Poker is often considered to be a game of chance, but it actually requires a lot of skill. The game also teaches you to think strategically and to assess the quality of your hand, skills that are useful in other areas of life.
Poker can also help you develop a better understanding of mathematics and probability. In addition to this, it is a great way to improve your concentration and focus. It is important to mix up your play style to keep your opponents guessing and prevent them from getting too familiar with your tendencies. If your opponents always know what you have, then your bluffs will have no chance of success.
The ability to control emotions is a crucial aspect of being a successful poker player. Emotional outbursts can ruin a game and lead to negative consequences. Moreover, it is important to learn how to keep your emotions in check even when you are winning.
Another important skill that poker teaches you is how to make decisions under uncertainty. This is a necessary skill in many different fields, including business and finance. It is also very important to be able to analyze different scenarios and estimate the probabilities of each one. Poker is a great way to practice your decision-making skills in an environment that is safe and fun.
In poker, players form a poker hand by betting in order to win the pot, which is the sum of all bets made during a betting interval. In each betting interval, the player to the left of the button has the option to either call (put in the same amount as the bet of the player before him) or raise (put in more than the bet of the previous player). Alternatively, they can drop out of any side pots, which means that they do not have to put in their chips and are free to play again on the next deal.
There are many books dedicated to poker strategy, and most successful players have their own unique approach. However, it is very important to constantly examine and tweak your strategy based on your experience. In addition, you must pay close attention to your opponent’s behavior and body language.
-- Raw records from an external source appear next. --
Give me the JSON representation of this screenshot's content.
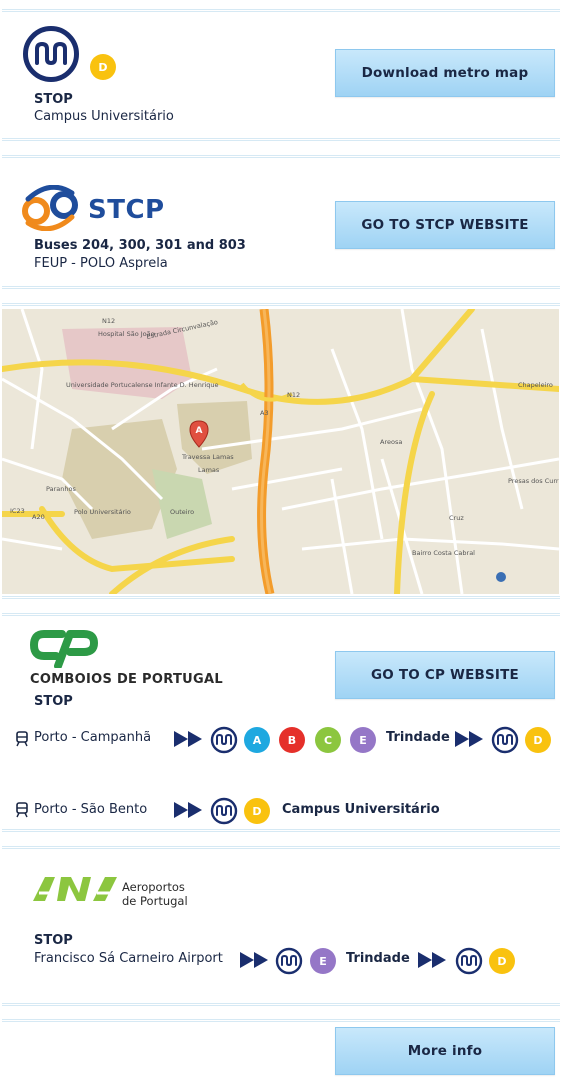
{
  "metro": {
    "line": "D",
    "stop_label": "STOP",
    "stop_name": "Campus Universitário",
    "button": "Download metro map"
  },
  "stcp": {
    "logo_text": "STCP",
    "buses": "Buses 204, 300, 301 and 803",
    "stop_name": "FEUP - POLO Asprela",
    "button": "GO TO STCP WEBSITE"
  },
  "map": {
    "labels": {
      "hospital": "Hospital São João",
      "universidade": "Universidade Portucalense Infante D. Henrique",
      "estrada": "Estrada Circunvalação",
      "travessa": "Travessa Lamas",
      "lamas": "Lamas",
      "areosa": "Areosa",
      "paranhos": "Paranhos",
      "polo": "Polo Universitário",
      "outeiro": "Outeiro",
      "chapeleiro": "Chapeleiro",
      "presas": "Presas dos Currais",
      "bairro": "Bairro Costa Cabral",
      "cruz": "Cruz",
      "n12a": "N12",
      "n12b": "N12",
      "a3": "A3",
      "a20": "A20",
      "ic23": "IC23",
      "marker": "A"
    }
  },
  "cp": {
    "brand": "COMBOIOS DE PORTUGAL",
    "stop_label": "STOP",
    "button": "GO TO CP WEBSITE",
    "route1": {
      "from": "Porto - Campanhã",
      "lines": [
        "A",
        "B",
        "C",
        "E"
      ],
      "transfer": "Trindade",
      "dest_line": "D"
    },
    "route2": {
      "from": "Porto - São Bento",
      "line": "D",
      "dest": "Campus Universitário"
    }
  },
  "ana": {
    "brand_line1": "Aeroportos",
    "brand_line2": "de Portugal",
    "stop_label": "STOP",
    "stop_name": "Francisco Sá Carneiro Airport",
    "line": "E",
    "transfer": "Trindade",
    "dest_line": "D"
  },
  "footer": {
    "button": "More info"
  },
  "colors": {
    "line_A": "#1ea8e0",
    "line_B": "#e5302a",
    "line_C": "#8cc63f",
    "line_D": "#f9c20f",
    "line_E": "#9577c7",
    "metro_navy": "#1a2e6e",
    "cp_green": "#2d9a46",
    "stcp_orange": "#f08a1c",
    "stcp_blue": "#1f4d9c",
    "ana_green": "#8cc63f"
  }
}
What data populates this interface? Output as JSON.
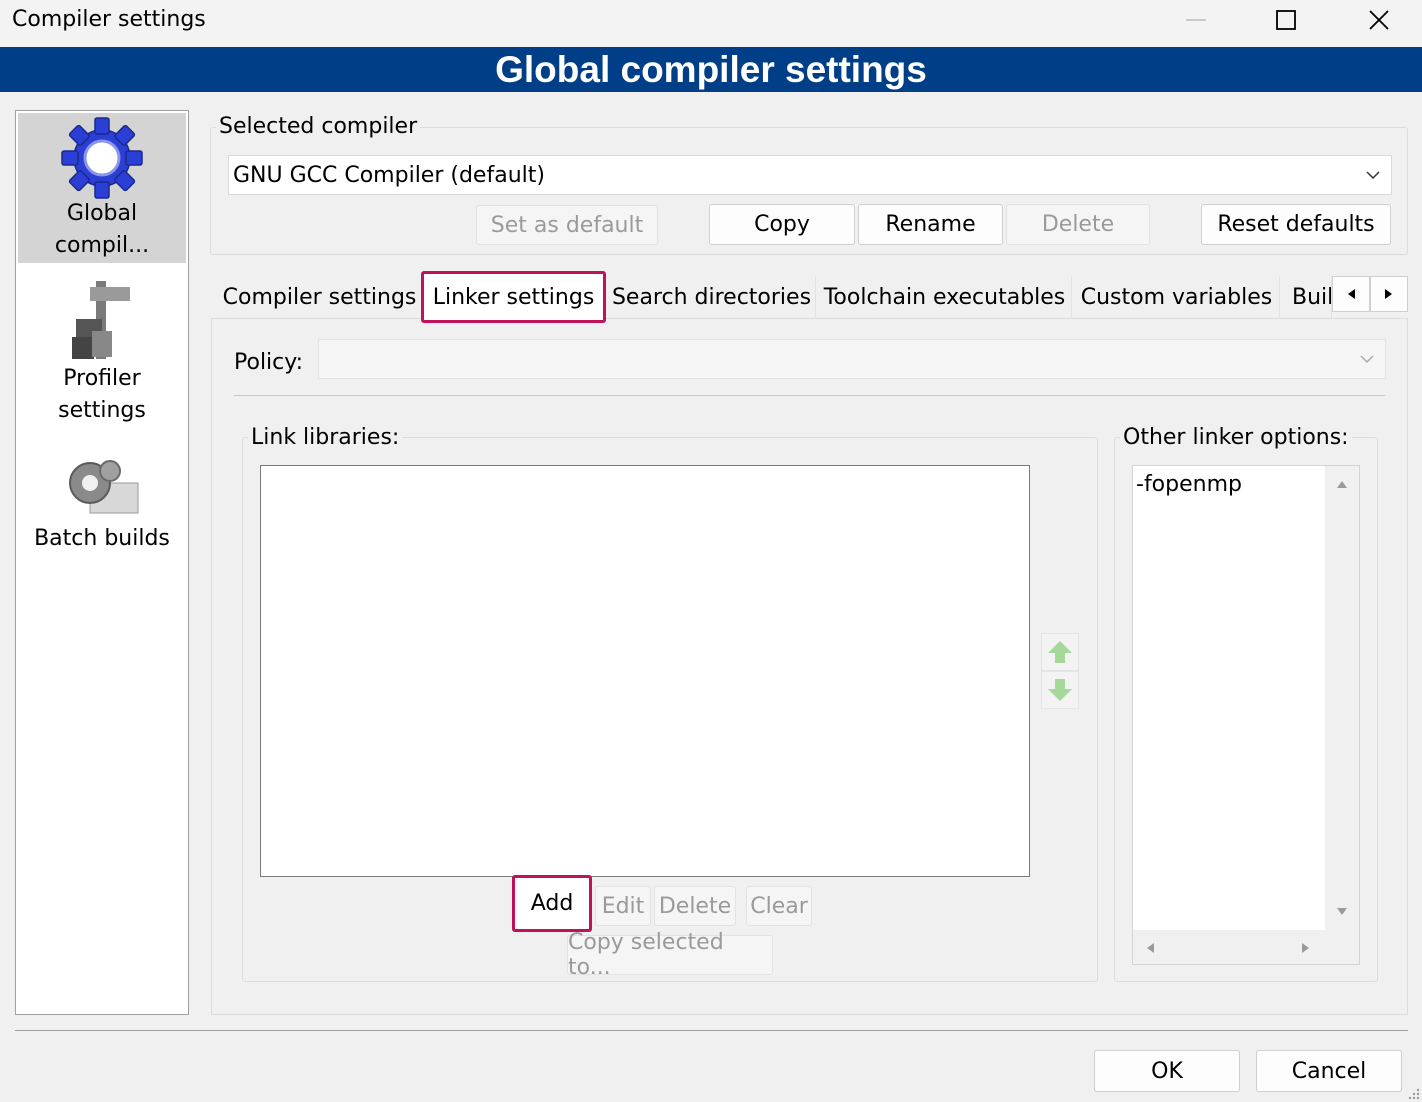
{
  "window": {
    "title": "Compiler settings"
  },
  "banner": {
    "title": "Global compiler settings"
  },
  "sidebar": {
    "items": [
      {
        "label": "Global compil...",
        "icon": "gear-icon"
      },
      {
        "label": "Profiler settings",
        "icon": "caliper-icon"
      },
      {
        "label": "Batch builds",
        "icon": "gears-stack-icon"
      }
    ]
  },
  "selected_compiler": {
    "group_label": "Selected compiler",
    "value": "GNU GCC Compiler (default)",
    "buttons": {
      "set_default": "Set as default",
      "copy": "Copy",
      "rename": "Rename",
      "delete": "Delete",
      "reset": "Reset defaults"
    }
  },
  "tabs": [
    {
      "label": "Compiler settings"
    },
    {
      "label": "Linker settings",
      "active": true
    },
    {
      "label": "Search directories"
    },
    {
      "label": "Toolchain executables"
    },
    {
      "label": "Custom variables"
    },
    {
      "label": "Buil"
    }
  ],
  "linker": {
    "policy_label": "Policy:",
    "policy_value": "",
    "link_libraries_label": "Link libraries:",
    "buttons": {
      "add": "Add",
      "edit": "Edit",
      "delete": "Delete",
      "clear": "Clear",
      "copy_selected": "Copy selected to..."
    },
    "other_options_label": "Other linker options:",
    "other_options_text": "-fopenmp"
  },
  "dialog": {
    "ok": "OK",
    "cancel": "Cancel"
  },
  "colors": {
    "banner": "#003f87",
    "highlight": "#c0125a"
  }
}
It is common for poker players to discuss their hands and strategies with other players for a more objective look at their games. The more you study the game, the more likely you will be to make smart decisions and achieve success. In addition, you will develop a good understanding of your strengths and weaknesses. This will help you to improve your poker game over time.